  21. 21. Bates D, Maechler M, Bolker B, Walker S. Fitting Linear Mixed-Effects Models Using lme4. Journal of Statistical Software. 2015;67(1):1–48. PubMed Central PMCID: PMCYvonne.
  22. 22. Dobson AJ. An Introduction to Generalized Linear Models. 2nd ed. Boca Raton, FL: Chapman & Hall/CRC; 2002. 225 p.
  23. 23. Barr DJ, Levy R, Scheepers C, Tily HJ. Random effects structure for confirmatory hypothesis testing: Keep it maximal. Journal of memory and language. 2013;68(3):255–78.
  24. 24. Samuni L, Preis A, Mielke A, Deschner T, Wittig RM, Crockford C. Social bonds facilitate cooperative resource sharing in wild chimpanzees. Proceedings of the Royal Society B: Biological Sciences. 2018;285(1888):20181643. pmid:30305438

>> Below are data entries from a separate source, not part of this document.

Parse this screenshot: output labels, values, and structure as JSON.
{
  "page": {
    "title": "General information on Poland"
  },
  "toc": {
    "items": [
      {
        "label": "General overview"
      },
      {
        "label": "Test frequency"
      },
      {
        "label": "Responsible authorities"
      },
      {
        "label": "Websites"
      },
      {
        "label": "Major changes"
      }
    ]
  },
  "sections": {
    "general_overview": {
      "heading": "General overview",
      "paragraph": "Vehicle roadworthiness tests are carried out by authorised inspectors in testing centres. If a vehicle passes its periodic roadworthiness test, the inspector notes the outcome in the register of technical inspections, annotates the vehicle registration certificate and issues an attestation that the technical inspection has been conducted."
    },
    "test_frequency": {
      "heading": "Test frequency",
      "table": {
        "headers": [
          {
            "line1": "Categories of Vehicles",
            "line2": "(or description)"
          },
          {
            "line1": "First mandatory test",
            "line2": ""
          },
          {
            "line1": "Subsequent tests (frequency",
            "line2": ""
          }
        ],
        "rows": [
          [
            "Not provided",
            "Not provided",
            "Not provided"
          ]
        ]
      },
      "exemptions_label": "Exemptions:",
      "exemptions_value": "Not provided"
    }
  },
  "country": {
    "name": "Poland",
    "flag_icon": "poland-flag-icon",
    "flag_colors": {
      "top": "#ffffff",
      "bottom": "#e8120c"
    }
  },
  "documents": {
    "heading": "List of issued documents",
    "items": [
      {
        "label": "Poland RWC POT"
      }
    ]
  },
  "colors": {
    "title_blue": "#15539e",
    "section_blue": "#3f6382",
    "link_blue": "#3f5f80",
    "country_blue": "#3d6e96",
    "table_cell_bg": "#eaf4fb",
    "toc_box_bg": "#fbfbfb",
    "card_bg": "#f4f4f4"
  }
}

  25. 25. Boesch C, Boesch-Achermann H. The Chimpanzees of the Taï Forest. Oxford: Oxford University Press; 2000. 316 p.
  26. 26. Hockings KJ, Humle T, Anderson JR, Biro D, Sousa C, Ohashi G, et al. Chimpanzees Share Forbidden Fruit. PLoS ONE. 2007;2(9):e886. PubMed Central PMCID: PMCDavid Keith. pmid:17849015
  27. 27. Crockford C, Wittig RM, Langergraber K, Ziegler TE, Zuberbühler K, Deschner T. Urinary oxytocin and social bonding in related and unrelated wild chimpanzees. Proceedings of the Royal Society B: Biological Sciences. 2013;280(1755):20122765. pmid:23345575
  28. 28. de Waal FBM. Food Sharing and Reciprocal Obligations Among Chimpanzees. Journal of Human Evolution. 1989;18(5):433–60. PubMed PMID: PREV199089000343 Copyright BIOSIS 2003.; PubMed Central PMCID: PMCAmanda Josep Keith.
  29. 29. Bullinger AF, Melis AP, Tomasello M. Chimpanzees, Pan troglodytes, prefer individual over collaborative strategies towards goals. Animal Behaviour. 2011;82(5):1135–41. http://dx.doi.org/10.1016/j.anbehav.2011.08.008.
  30. 30. Greenberg JR, Hamann K, Warneken F, Tomasello M. Chimpanzee helping in collaborative and noncollaborative contexts. Animal Behaviour. 2010;80(5):873–80.
  31. 31. Gilby IC, Emery Thompson M, Ruane JD, Wrangham R. No Evidence of Short-Term Exchange of Meat for Sex Among Chimpanzees. Journal of Human Evolution. 2010;59(1):44–53. PubMed Central PMCID: PMCClaudio. pmid:20493515
  32. 32. Schmelz M, Grueneisen S, Kabalak A, Jost J, Tomasello M. Chimpanzees return favors at a personal cost. Proceedings of the National Academy of Sciences. 2017;114(28):7462–7.
  33. 33. Samuni L, Preis A, Deschner T, Crockford C, Wittig RM. Reward of labor coordination and hunting success in wild chimpanzees. Communications biology. 2018;1.
  34. 34. Wittig RM, Crockford C, Deschner T, Langergraber KE, Ziegler TE, Zuberbühler K. Food sharing is linked to urinary oxytocin levels and bonding in related and unrelated wild chimpanzees. Proceedings of the Royal Society B: Biological Sciences. 2014;281(1778):20133096. pmid:24430853
  35. 35. Samuni L, Preis A, Mundry R, Deschner T, Crockford C, Wittig RM. Oxytocin reactivity during intergroup conflict in wild chimpanzees. Proceedings of the National Academy of Sciences. 2017;114(2):268–73.
  36. 36. McGrath MC, Gerber AS. Experimental evidence for a pure collaboration effect. Nature Human Behaviour. 2019. pmid:30971785